American foreign policy is more than just drones and troops, Senator John Kerry pledged today, as he outlined to US lawmakers his priorities if they back him as the next secretary of state.
"American foreign policy is not defined by drones and deployments alone," he told the Senate Foreign Relations committee, sitting across from the committee which he has been a member of for 29 years, and which he has also chaired.
"American foreign policy is also defined by food security and energy security, humanitarian assistance, the fight against disease and the push for development, as much as it is by any single counter terrorism initiative."
Kerry has been tapped by President Barack Obama to take over from Hillary Clinton, who is leaving office after a four-year term.
Clinton, along with veteran Senator John McCain, stepped up to introduce Kerry and recommend him as the next US top diplomat. It is a post he has long coveted, and he is expected to sail through his hearing.
Addressing a bitterly divided Congress, he called for American leadership, and "fresh thinking" saying he wanted to work together with Democrats and Republicans to confront together challenges facing them across the world.

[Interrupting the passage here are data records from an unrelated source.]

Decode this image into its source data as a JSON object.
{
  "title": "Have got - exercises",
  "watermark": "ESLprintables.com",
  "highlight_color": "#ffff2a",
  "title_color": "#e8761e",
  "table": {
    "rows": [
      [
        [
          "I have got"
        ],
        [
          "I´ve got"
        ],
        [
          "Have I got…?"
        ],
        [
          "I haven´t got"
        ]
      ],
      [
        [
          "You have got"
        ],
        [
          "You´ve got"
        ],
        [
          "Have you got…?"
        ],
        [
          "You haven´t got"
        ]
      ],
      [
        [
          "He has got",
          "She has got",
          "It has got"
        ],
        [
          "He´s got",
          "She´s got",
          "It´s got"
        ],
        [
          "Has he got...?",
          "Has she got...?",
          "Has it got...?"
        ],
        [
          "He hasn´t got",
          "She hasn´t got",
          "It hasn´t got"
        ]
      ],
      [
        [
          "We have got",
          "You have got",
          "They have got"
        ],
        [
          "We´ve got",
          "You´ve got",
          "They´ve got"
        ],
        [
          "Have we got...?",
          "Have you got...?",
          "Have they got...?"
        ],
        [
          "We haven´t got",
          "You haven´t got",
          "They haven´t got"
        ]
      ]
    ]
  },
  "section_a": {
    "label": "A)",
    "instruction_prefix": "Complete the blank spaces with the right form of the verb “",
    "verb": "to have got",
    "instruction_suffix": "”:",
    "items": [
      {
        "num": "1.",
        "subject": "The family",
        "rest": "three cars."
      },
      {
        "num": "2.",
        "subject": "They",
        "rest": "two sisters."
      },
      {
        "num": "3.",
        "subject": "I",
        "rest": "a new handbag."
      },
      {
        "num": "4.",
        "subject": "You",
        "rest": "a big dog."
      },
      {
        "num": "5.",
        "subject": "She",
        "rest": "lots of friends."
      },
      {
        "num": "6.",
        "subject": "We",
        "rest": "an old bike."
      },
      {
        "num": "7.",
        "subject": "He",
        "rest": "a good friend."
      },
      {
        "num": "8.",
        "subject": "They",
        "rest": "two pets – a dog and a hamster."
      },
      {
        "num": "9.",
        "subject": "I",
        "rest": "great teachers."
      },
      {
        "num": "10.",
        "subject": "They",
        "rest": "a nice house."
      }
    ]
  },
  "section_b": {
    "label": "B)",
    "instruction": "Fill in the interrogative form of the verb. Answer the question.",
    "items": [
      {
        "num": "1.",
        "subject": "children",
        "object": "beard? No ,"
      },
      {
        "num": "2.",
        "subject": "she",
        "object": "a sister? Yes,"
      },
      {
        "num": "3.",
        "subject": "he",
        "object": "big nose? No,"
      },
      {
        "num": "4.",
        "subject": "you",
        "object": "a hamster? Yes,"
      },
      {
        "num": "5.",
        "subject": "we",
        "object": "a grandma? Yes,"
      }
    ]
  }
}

Kerry has built an impressive resume as an elder statesman in the US Senate, but failed in 2004 in his bid to win the White House.
The decorated Vietnam veteran turned anti-war activist failed to unseat George W. Bush after running a lacklustre campaign in which he was bombarded by dubious ads attacking

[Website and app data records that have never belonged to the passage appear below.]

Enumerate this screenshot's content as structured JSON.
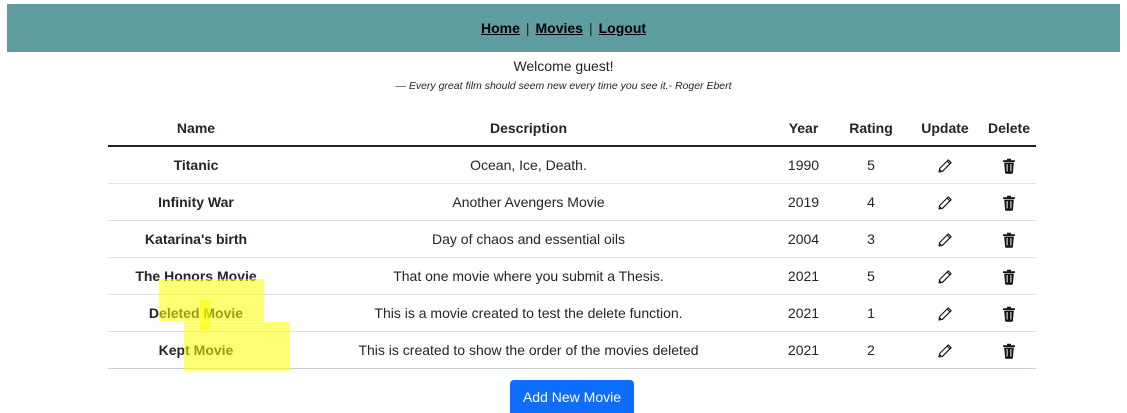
{
  "nav": {
    "home": "Home",
    "movies": "Movies",
    "logout": "Logout",
    "separator": "|"
  },
  "welcome": "Welcome guest!",
  "quote": "— Every great film should seem new every time you see it.- Roger Ebert",
  "table": {
    "headers": {
      "name": "Name",
      "description": "Description",
      "year": "Year",
      "rating": "Rating",
      "update": "Update",
      "delete": "Delete"
    },
    "rows": [
      {
        "name": "Titanic",
        "description": "Ocean, Ice, Death.",
        "year": "1990",
        "rating": "5"
      },
      {
        "name": "Infinity War",
        "description": "Another Avengers Movie",
        "year": "2019",
        "rating": "4"
      },
      {
        "name": "Katarina's birth",
        "description": "Day of chaos and essential oils",
        "year": "2004",
        "rating": "3"
      },
      {
        "name": "The Honors Movie",
        "description": "That one movie where you submit a Thesis.",
        "year": "2021",
        "rating": "5"
      },
      {
        "name": "Deleted Movie",
        "description": "This is a movie created to test the delete function.",
        "year": "2021",
        "rating": "1"
      },
      {
        "name": "Kept Movie",
        "description": "This is created to show the order of the movies deleted",
        "year": "2021",
        "rating": "2"
      }
    ]
  },
  "icons": {
    "update": "pencil-icon",
    "delete": "trash-icon"
  },
  "add_button": "Add New Movie",
  "colors": {
    "navbar": "#5f9ea0",
    "primary_button": "#0d6efd",
    "highlight": "#ffff00"
  }
}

his military service.
But, as a top senator specialising in foreign affairs, Kerry has sat down with Syrian President Bashar al-Assad, soothed nerves in Pakistan and visited the Gaza Strip, winning
the respect of fellow Democrats and Republicans alike.
In nominating him, Obama praised Kerry's record on foreign affairs.
"He is not going to need a lot of on-the-job training," Obama said last month, as Kerry stood next to him at the White House.
Kerry also vowed that the United States would work to stop Iran developing a nuclear weapon. He emphasised the continued need for diplomacy, but said there would be no policy of
"The president has made it definitive -- we will do what we must to prevent Iran from obtaining a nuclear weapon.
"I repeat here today: our policy is not containment. It is prevention and the clock is ticking on our efforts to secure responsible compliance."